- EXERCISE AIM
Write out the listing verbatim. No pictures belong in it.
# # #
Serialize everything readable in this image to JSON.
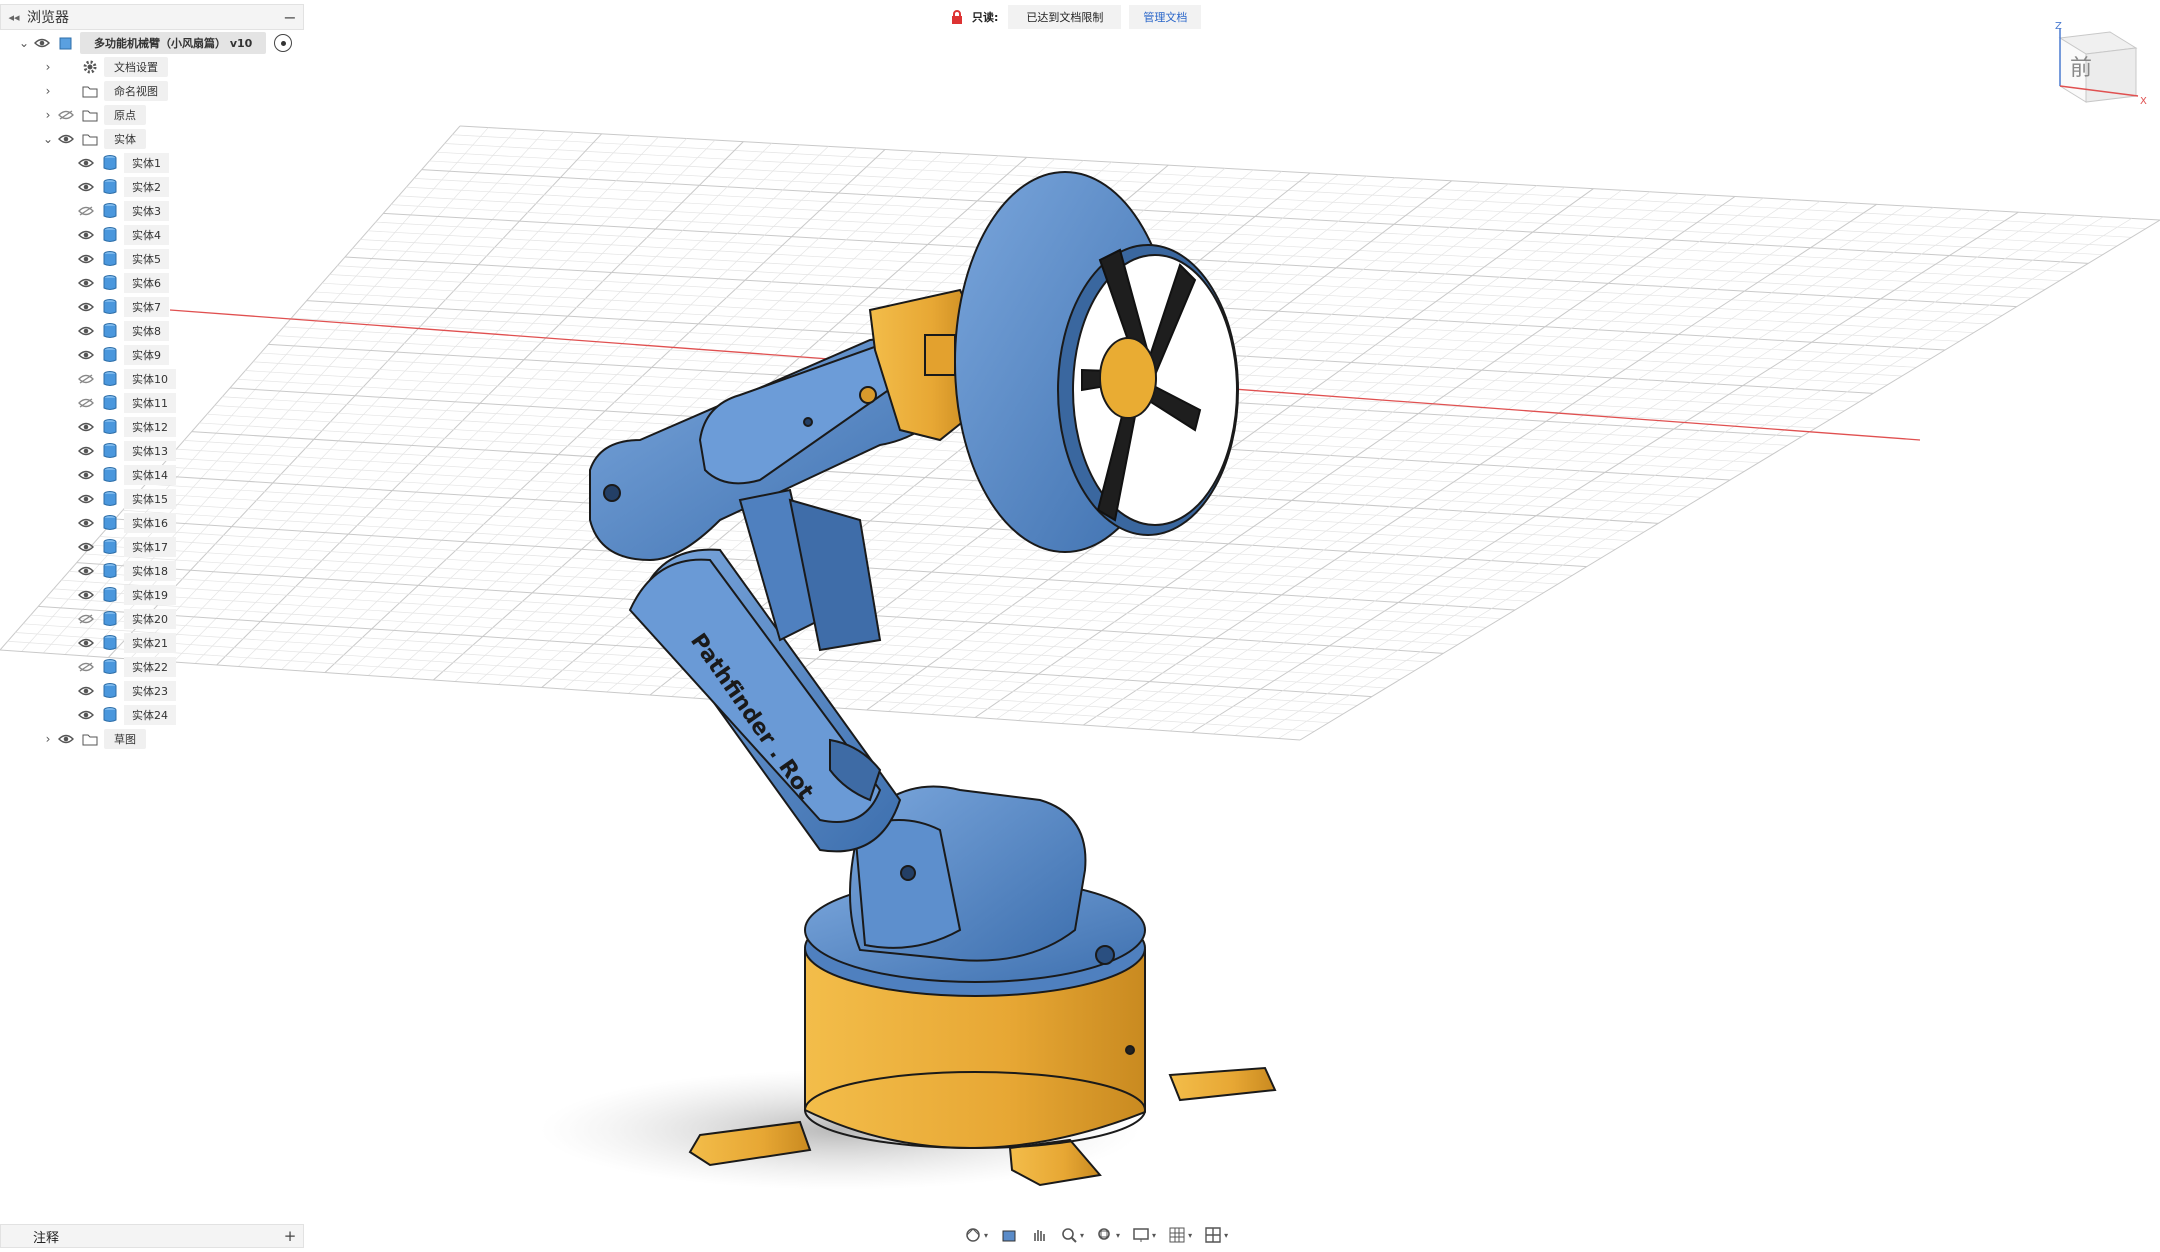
{
  "browser": {
    "title": "浏览器",
    "collapse_icon": "double-chevron-left-icon",
    "root": {
      "label": "多功能机械臂（小风扇篇） v10"
    },
    "nodes": [
      {
        "label": "文档设置",
        "icon": "gear-icon"
      },
      {
        "label": "命名视图",
        "icon": "folder-icon"
      },
      {
        "label": "原点",
        "icon": "folder-icon"
      },
      {
        "label": "实体",
        "icon": "folder-icon"
      },
      {
        "label": "草图",
        "icon": "folder-icon"
      }
    ],
    "bodies": [
      "实体1",
      "实体2",
      "实体3",
      "实体4",
      "实体5",
      "实体6",
      "实体7",
      "实体8",
      "实体9",
      "实体10",
      "实体11",
      "实体12",
      "实体13",
      "实体14",
      "实体15",
      "实体16",
      "实体17",
      "实体18",
      "实体19",
      "实体20",
      "实体21",
      "实体22",
      "实体23",
      "实体24"
    ]
  },
  "banner": {
    "readonly_label": "只读:",
    "message": "已达到文档限制",
    "manage_label": "管理文档"
  },
  "model": {
    "engraving": "Pathfinder . Rot"
  },
  "viewcube": {
    "face": "前",
    "axis_z": "Z",
    "axis_x": "X"
  },
  "notes": {
    "title": "注释",
    "add": "+"
  },
  "toolbar": {
    "icons": [
      "orbit-icon",
      "look-at-icon",
      "pan-icon",
      "zoom-icon",
      "fit-icon",
      "display-settings-icon",
      "grid-icon",
      "viewports-icon"
    ]
  },
  "colors": {
    "blue_part": "#5a8bc8",
    "yellow_part": "#e8a93a",
    "grid": "#d9d9d9",
    "axis_red": "#e05050"
  }
}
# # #
- ANSWER SECTION
Serialize everything readable in this image to JSON.
{
  "browser": {
    "title": "浏览器",
    "collapse_icon": "double-chevron-left-icon",
    "root": {
      "label": "多功能机械臂（小风扇篇） v10"
    },
    "nodes": [
      {
        "label": "文档设置",
        "icon": "gear-icon"
      },
      {
        "label": "命名视图",
        "icon": "folder-icon"
      },
      {
        "label": "原点",
        "icon": "folder-icon"
      },
      {
        "label": "实体",
        "icon": "folder-icon"
      },
      {
        "label": "草图",
        "icon": "folder-icon"
      }
    ],
    "bodies": [
      "实体1",
      "实体2",
      "实体3",
      "实体4",
      "实体5",
      "实体6",
      "实体7",
      "实体8",
      "实体9",
      "实体10",
      "实体11",
      "实体12",
      "实体13",
      "实体14",
      "实体15",
      "实体16",
      "实体17",
      "实体18",
      "实体19",
      "实体20",
      "实体21",
      "实体22",
      "实体23",
      "实体24"
    ]
  },
  "banner": {
    "readonly_label": "只读:",
    "message": "已达到文档限制",
    "manage_label": "管理文档"
  },
  "model": {
    "engraving": "Pathfinder . Rot"
  },
  "viewcube": {
    "face": "前",
    "axis_z": "Z",
    "axis_x": "X"
  },
  "notes": {
    "title": "注释",
    "add": "+"
  },
  "toolbar": {
    "icons": [
      "orbit-icon",
      "look-at-icon",
      "pan-icon",
      "zoom-icon",
      "fit-icon",
      "display-settings-icon",
      "grid-icon",
      "viewports-icon"
    ]
  },
  "colors": {
    "blue_part": "#5a8bc8",
    "yellow_part": "#e8a93a",
    "grid": "#d9d9d9",
    "axis_red": "#e05050"
  }
}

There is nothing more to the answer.